(Component data from apps and pages)
[Start of section]
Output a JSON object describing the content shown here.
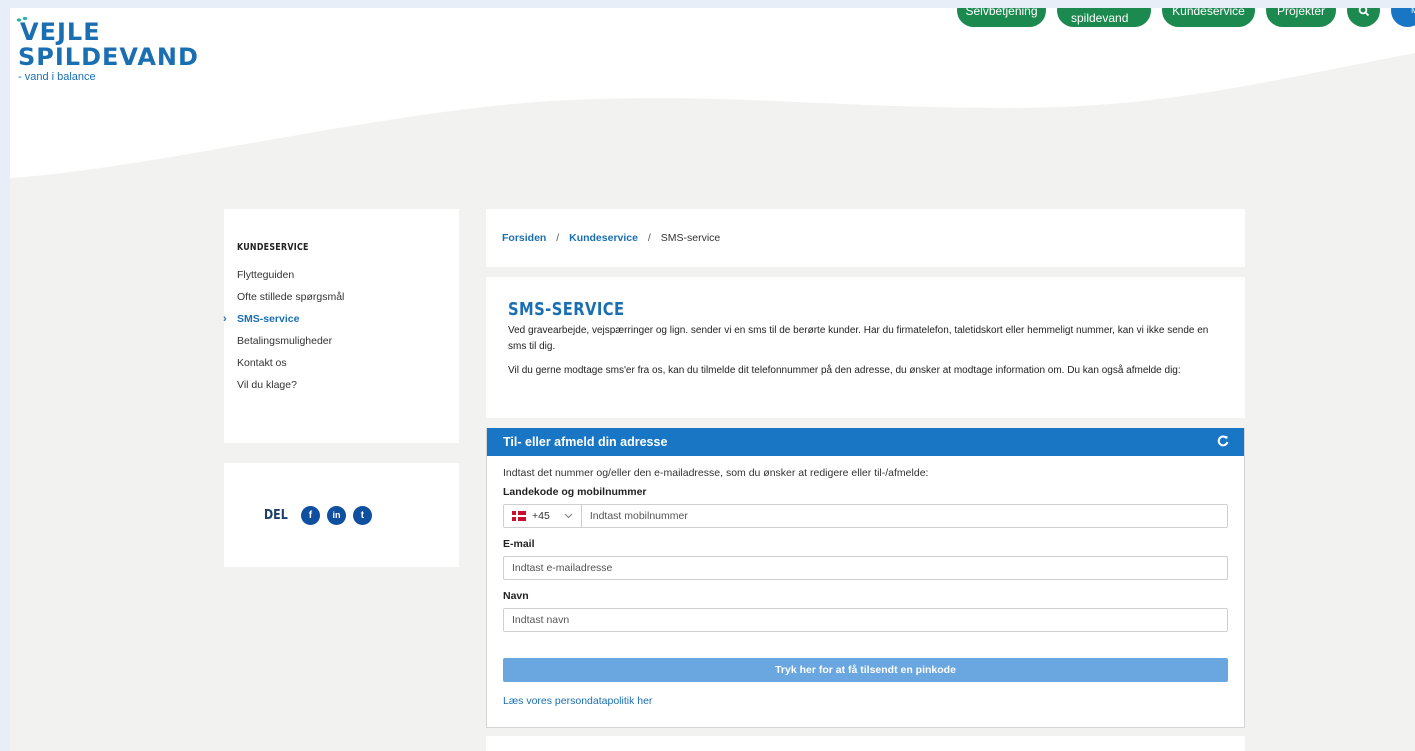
{
  "nav": {
    "items": [
      "Selvbetjening",
      "Dit spildevand",
      "Kundeservice",
      "Projekter"
    ],
    "search_icon": "search-icon",
    "menu_label": "M"
  },
  "logo": {
    "line1": "VEJLE",
    "line2": "SPILDEVAND",
    "tagline": "- vand i balance"
  },
  "sidebar": {
    "heading": "KUNDESERVICE",
    "items": [
      {
        "label": "Flytteguiden"
      },
      {
        "label": "Ofte stillede spørgsmål"
      },
      {
        "label": "SMS-service",
        "active": true
      },
      {
        "label": "Betalingsmuligheder"
      },
      {
        "label": "Kontakt os"
      },
      {
        "label": "Vil du klage?"
      }
    ],
    "active_marker": "›"
  },
  "share": {
    "label": "DEL",
    "icons": [
      "facebook-icon",
      "linkedin-icon",
      "twitter-icon"
    ],
    "glyphs": [
      "f",
      "in",
      "t"
    ]
  },
  "breadcrumb": {
    "items": [
      "Forsiden",
      "Kundeservice"
    ],
    "separator": "/",
    "current": "SMS-service"
  },
  "intro": {
    "title": "SMS-SERVICE",
    "paragraph1": "Ved gravearbejde, vejspærringer og lign. sender vi en sms til de berørte kunder. Har du firmatelefon, taletidskort eller hemmeligt nummer, kan vi ikke sende en sms til dig.",
    "paragraph2": "Vil du gerne modtage sms'er fra os, kan du tilmelde dit telefonnummer på den adresse, du ønsker at modtage information om. Du kan også afmelde dig:"
  },
  "form": {
    "title": "Til- eller afmeld din adresse",
    "refresh_glyph": "C",
    "hint": "Indtast det nummer og/eller den e-mailadresse, som du ønsker at redigere eller til-/afmelde:",
    "phone": {
      "label": "Landekode og mobilnummer",
      "country_code": "+45",
      "placeholder": "Indtast mobilnummer"
    },
    "email": {
      "label": "E-mail",
      "placeholder": "Indtast e-mailadresse"
    },
    "name": {
      "label": "Navn",
      "placeholder": "Indtast navn"
    },
    "submit_label": "Tryk her for at få tilsendt en pinkode",
    "privacy_link": "Læs vores persondatapolitik her"
  },
  "colors": {
    "brand_blue": "#1976c5",
    "nav_green": "#1c8a4f",
    "button_light_blue": "#6aa7e0"
  }
}
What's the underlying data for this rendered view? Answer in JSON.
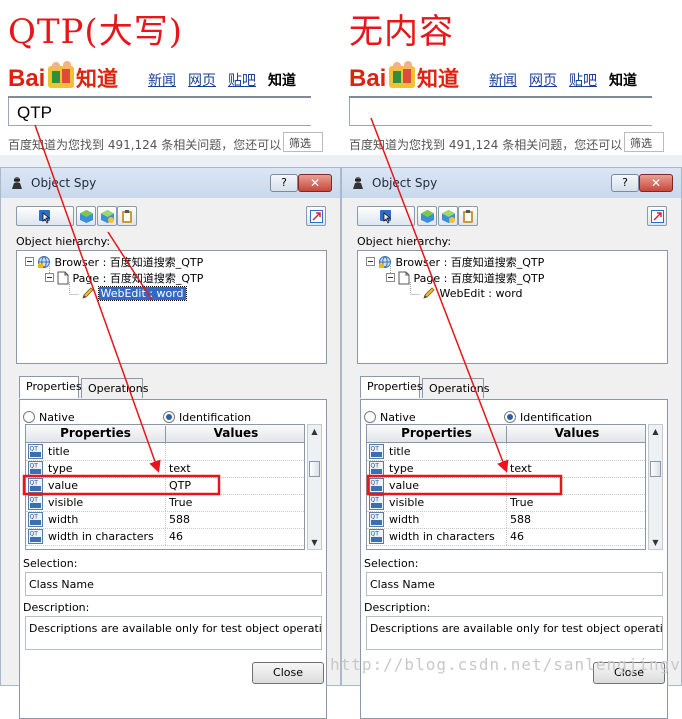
{
  "panels": [
    {
      "annotation": "QTP(大写)",
      "baidu": {
        "logo_text": "Bai知道",
        "nav_links": [
          "新闻",
          "网页",
          "贴吧"
        ],
        "nav_current": "知道",
        "search_value": "QTP",
        "found_text": "百度知道为您找到 491,124 条相关问题，您还可以",
        "filter_label": "筛选"
      },
      "window": {
        "title": "Object Spy",
        "help_label": "?",
        "close_label": "✕",
        "hierarchy_label": "Object hierarchy:",
        "tree": [
          "Browser : 百度知道搜索_QTP",
          "Page : 百度知道搜索_QTP",
          "WebEdit : word"
        ],
        "tabs": [
          "Properties",
          "Operations"
        ],
        "radios": [
          "Native",
          "Identification"
        ],
        "grid_headers": [
          "Properties",
          "Values"
        ],
        "rows": [
          {
            "name": "title",
            "value": ""
          },
          {
            "name": "type",
            "value": "text"
          },
          {
            "name": "value",
            "value": "QTP"
          },
          {
            "name": "visible",
            "value": "True"
          },
          {
            "name": "width",
            "value": "588"
          },
          {
            "name": "width in characters",
            "value": "46"
          }
        ],
        "selection_label": "Selection:",
        "selection_value": "Class Name",
        "description_label": "Description:",
        "description_value": "Descriptions are available only for test object operations.",
        "close_button": "Close"
      }
    },
    {
      "annotation": "无内容",
      "baidu": {
        "logo_text": "Bai知道",
        "nav_links": [
          "新闻",
          "网页",
          "贴吧"
        ],
        "nav_current": "知道",
        "search_value": "",
        "found_text": "百度知道为您找到 491,124 条相关问题，您还可以",
        "filter_label": "筛选"
      },
      "window": {
        "title": "Object Spy",
        "help_label": "?",
        "close_label": "✕",
        "hierarchy_label": "Object hierarchy:",
        "tree": [
          "Browser : 百度知道搜索_QTP",
          "Page : 百度知道搜索_QTP",
          "WebEdit : word"
        ],
        "tabs": [
          "Properties",
          "Operations"
        ],
        "radios": [
          "Native",
          "Identification"
        ],
        "grid_headers": [
          "Properties",
          "Values"
        ],
        "rows": [
          {
            "name": "title",
            "value": ""
          },
          {
            "name": "type",
            "value": "text"
          },
          {
            "name": "value",
            "value": ""
          },
          {
            "name": "visible",
            "value": "True"
          },
          {
            "name": "width",
            "value": "588"
          },
          {
            "name": "width in characters",
            "value": "46"
          }
        ],
        "selection_label": "Selection:",
        "selection_value": "Class Name",
        "description_label": "Description:",
        "description_value": "Descriptions are available only for test object operations.",
        "close_button": "Close"
      }
    }
  ],
  "watermark": "http://blog.csdn.net/sanlengjingvv",
  "colors": {
    "annotation_red": "#e8161a",
    "link_blue": "#1a3e99",
    "selection_blue": "#3169c6"
  }
}
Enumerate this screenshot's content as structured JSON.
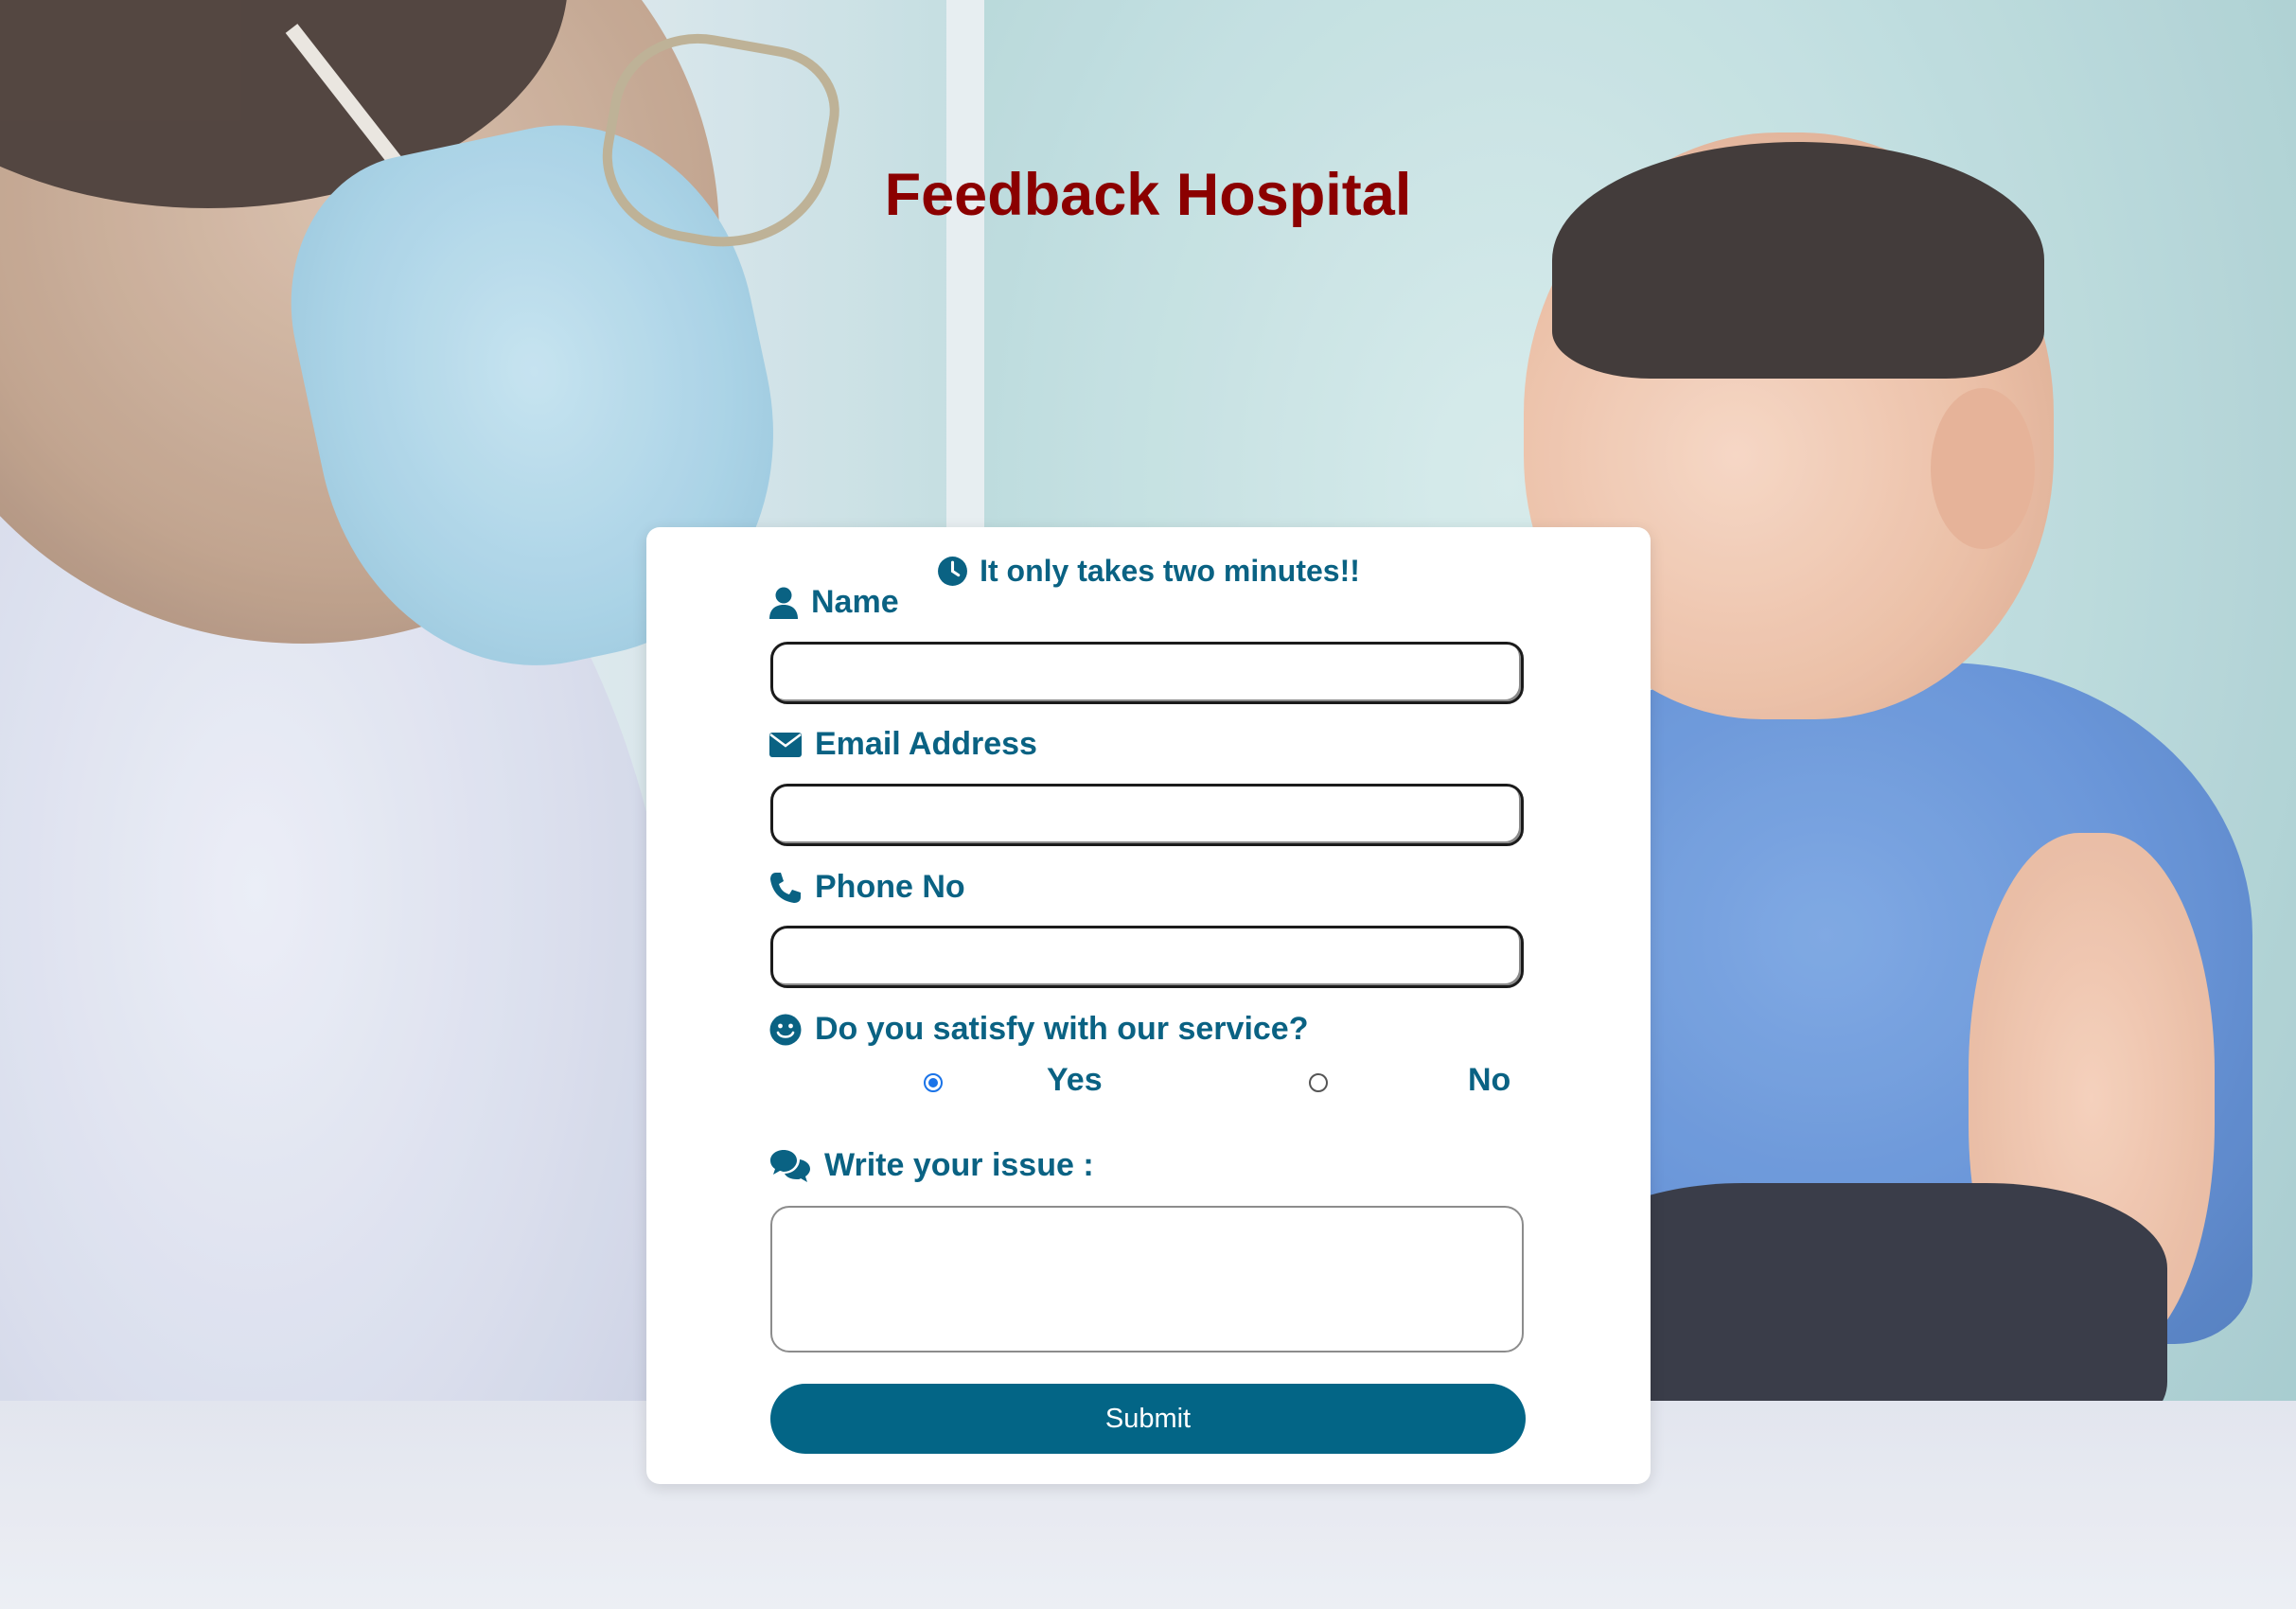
{
  "page": {
    "title": "Feedback Hospital"
  },
  "background": {
    "description_icon": "hospital-photo-background"
  },
  "form": {
    "tagline": "It only takes two minutes!!",
    "tagline_icon": "clock-icon",
    "fields": {
      "name": {
        "label": "Name",
        "icon": "user-icon",
        "value": "",
        "placeholder": ""
      },
      "email": {
        "label": "Email Address",
        "icon": "envelope-icon",
        "value": "",
        "placeholder": ""
      },
      "phone": {
        "label": "Phone No",
        "icon": "phone-icon",
        "value": "",
        "placeholder": ""
      }
    },
    "satisfaction": {
      "question": "Do you satisfy with our service?",
      "icon": "smile-icon",
      "options": [
        {
          "label": "Yes",
          "checked": true
        },
        {
          "label": "No",
          "checked": false
        }
      ]
    },
    "issue": {
      "label": "Write your issue :",
      "icon": "comments-icon",
      "value": "",
      "placeholder": ""
    },
    "submit_label": "Submit"
  },
  "colors": {
    "title": "#8b0000",
    "label": "#0a6283",
    "button": "#036586",
    "radio_checked": "#1a73e8"
  }
}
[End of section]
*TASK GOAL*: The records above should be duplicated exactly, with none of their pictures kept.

*EXERCISE ANSWER*:
Output a JSON object describing the content shown here.
{
  "nav": {
    "items": [
      "Selvbetjening",
      "Dit spildevand",
      "Kundeservice",
      "Projekter"
    ],
    "search_icon": "search-icon",
    "menu_label": "M"
  },
  "logo": {
    "line1": "VEJLE",
    "line2": "SPILDEVAND",
    "tagline": "- vand i balance"
  },
  "sidebar": {
    "heading": "KUNDESERVICE",
    "items": [
      {
        "label": "Flytteguiden"
      },
      {
        "label": "Ofte stillede spørgsmål"
      },
      {
        "label": "SMS-service",
        "active": true
      },
      {
        "label": "Betalingsmuligheder"
      },
      {
        "label": "Kontakt os"
      },
      {
        "label": "Vil du klage?"
      }
    ],
    "active_marker": "›"
  },
  "share": {
    "label": "DEL",
    "icons": [
      "facebook-icon",
      "linkedin-icon",
      "twitter-icon"
    ],
    "glyphs": [
      "f",
      "in",
      "t"
    ]
  },
  "breadcrumb": {
    "items": [
      "Forsiden",
      "Kundeservice"
    ],
    "separator": "/",
    "current": "SMS-service"
  },
  "intro": {
    "title": "SMS-SERVICE",
    "paragraph1": "Ved gravearbejde, vejspærringer og lign. sender vi en sms til de berørte kunder. Har du firmatelefon, taletidskort eller hemmeligt nummer, kan vi ikke sende en sms til dig.",
    "paragraph2": "Vil du gerne modtage sms'er fra os, kan du tilmelde dit telefonnummer på den adresse, du ønsker at modtage information om. Du kan også afmelde dig:"
  },
  "form": {
    "title": "Til- eller afmeld din adresse",
    "refresh_glyph": "C",
    "hint": "Indtast det nummer og/eller den e-mailadresse, som du ønsker at redigere eller til-/afmelde:",
    "phone": {
      "label": "Landekode og mobilnummer",
      "country_code": "+45",
      "placeholder": "Indtast mobilnummer"
    },
    "email": {
      "label": "E-mail",
      "placeholder": "Indtast e-mailadresse"
    },
    "name": {
      "label": "Navn",
      "placeholder": "Indtast navn"
    },
    "submit_label": "Tryk her for at få tilsendt en pinkode",
    "privacy_link": "Læs vores persondatapolitik her"
  },
  "colors": {
    "brand_blue": "#1976c5",
    "nav_green": "#1c8a4f",
    "button_light_blue": "#6aa7e0"
  }
}
What's the underlying data for this rendered view? Answer in JSON.
{
  "panels": [
    {
      "annotation": "QTP(大写)",
      "baidu": {
        "logo_text": "Bai知道",
        "nav_links": [
          "新闻",
          "网页",
          "贴吧"
        ],
        "nav_current": "知道",
        "search_value": "QTP",
        "found_text": "百度知道为您找到 491,124 条相关问题，您还可以",
        "filter_label": "筛选"
      },
      "window": {
        "title": "Object Spy",
        "help_label": "?",
        "close_label": "✕",
        "hierarchy_label": "Object hierarchy:",
        "tree": [
          "Browser : 百度知道搜索_QTP",
          "Page : 百度知道搜索_QTP",
          "WebEdit : word"
        ],
        "tabs": [
          "Properties",
          "Operations"
        ],
        "radios": [
          "Native",
          "Identification"
        ],
        "grid_headers": [
          "Properties",
          "Values"
        ],
        "rows": [
          {
            "name": "title",
            "value": ""
          },
          {
            "name": "type",
            "value": "text"
          },
          {
            "name": "value",
            "value": "QTP"
          },
          {
            "name": "visible",
            "value": "True"
          },
          {
            "name": "width",
            "value": "588"
          },
          {
            "name": "width in characters",
            "value": "46"
          }
        ],
        "selection_label": "Selection:",
        "selection_value": "Class Name",
        "description_label": "Description:",
        "description_value": "Descriptions are available only for test object operations.",
        "close_button": "Close"
      }
    },
    {
      "annotation": "无内容",
      "baidu": {
        "logo_text": "Bai知道",
        "nav_links": [
          "新闻",
          "网页",
          "贴吧"
        ],
        "nav_current": "知道",
        "search_value": "",
        "found_text": "百度知道为您找到 491,124 条相关问题，您还可以",
        "filter_label": "筛选"
      },
      "window": {
        "title": "Object Spy",
        "help_label": "?",
        "close_label": "✕",
        "hierarchy_label": "Object hierarchy:",
        "tree": [
          "Browser : 百度知道搜索_QTP",
          "Page : 百度知道搜索_QTP",
          "WebEdit : word"
        ],
        "tabs": [
          "Properties",
          "Operations"
        ],
        "radios": [
          "Native",
          "Identification"
        ],
        "grid_headers": [
          "Properties",
          "Values"
        ],
        "rows": [
          {
            "name": "title",
            "value": ""
          },
          {
            "name": "type",
            "value": "text"
          },
          {
            "name": "value",
            "value": ""
          },
          {
            "name": "visible",
            "value": "True"
          },
          {
            "name": "width",
            "value": "588"
          },
          {
            "name": "width in characters",
            "value": "46"
          }
        ],
        "selection_label": "Selection:",
        "selection_value": "Class Name",
        "description_label": "Description:",
        "description_value": "Descriptions are available only for test object operations.",
        "close_button": "Close"
      }
    }
  ],
  "watermark": "http://blog.csdn.net/sanlengjingvv",
  "colors": {
    "annotation_red": "#e8161a",
    "link_blue": "#1a3e99",
    "selection_blue": "#3169c6"
  }
}
Enumerate this screenshot's content as structured JSON.
{
  "page": {
    "title": "Feedback Hospital"
  },
  "background": {
    "description_icon": "hospital-photo-background"
  },
  "form": {
    "tagline": "It only takes two minutes!!",
    "tagline_icon": "clock-icon",
    "fields": {
      "name": {
        "label": "Name",
        "icon": "user-icon",
        "value": "",
        "placeholder": ""
      },
      "email": {
        "label": "Email Address",
        "icon": "envelope-icon",
        "value": "",
        "placeholder": ""
      },
      "phone": {
        "label": "Phone No",
        "icon": "phone-icon",
        "value": "",
        "placeholder": ""
      }
    },
    "satisfaction": {
      "question": "Do you satisfy with our service?",
      "icon": "smile-icon",
      "options": [
        {
          "label": "Yes",
          "checked": true
        },
        {
          "label": "No",
          "checked": false
        }
      ]
    },
    "issue": {
      "label": "Write your issue :",
      "icon": "comments-icon",
      "value": "",
      "placeholder": ""
    },
    "submit_label": "Submit"
  },
  "colors": {
    "title": "#8b0000",
    "label": "#0a6283",
    "button": "#036586",
    "radio_checked": "#1a73e8"
  }
}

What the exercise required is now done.